Update on California’s Mystery Gasoline Surcharge
On October 30, 2017, I published a blog and an op-ed discussing California’s gasoline price increase since the Exxon Torrance refinery fire on February 18, 2015. The data I included at that time went through June 2017. A number of people have asked me for further updates, so I have created this page to share the most recent calculations I have done. Current calculations include data through October 2017.
From 1996 until the February 2015 Exxon Torrance refinery explosion in Southern California, our gasoline price premium tracked closely with our higher taxes and production costs. Occasional refinery outages spiked prices, but they returned to the expected differential within a month or two, because that’s how long it takes to import our special blend from refineries outside the state. The 2015 Torrance explosion, however, has been a different story. It’s been 33 months now, and Californians continue to pay at least 20 cents per gallon more than our higher taxes and production costs could explain.
The graph below shows the differential between California’s average retail gasoline price and the gasoline price and the rest of the United States after adjusting for differences in taxes, California’s greenhouse gas fees (cap-and-trade and the low carbon fuel standard), and the extra cost of producing California’s cleaner burning (“CARB”) gasoline (assumed to be 10 cents per gallon).

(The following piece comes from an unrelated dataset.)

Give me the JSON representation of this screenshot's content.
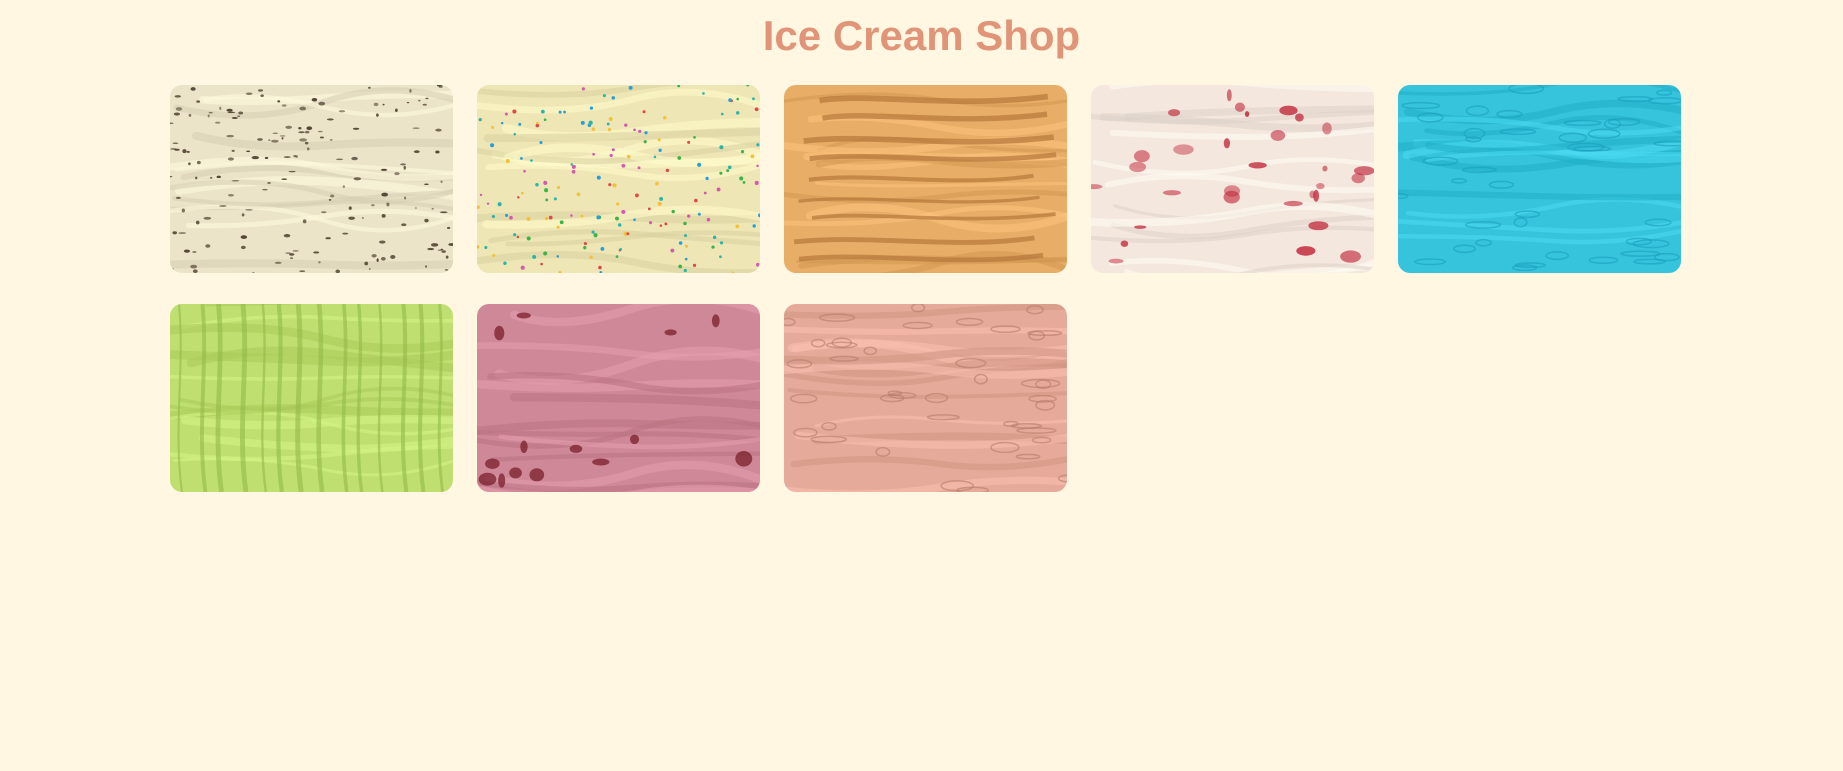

Gasoline consumption in California fluctuates throughout the year, but it is roughly around 40 million gallons per day, so even a 20 cent premium amounts to $8 million per day. The graph below shows the daily excess payments associated with the mystery gasoline surcharge, and the aggregate excess payments since February 2015. Gasoline sales data for August, September and October 2017 have not yet been released, so the last three data points are based on my estimates of consumption and will change slightly.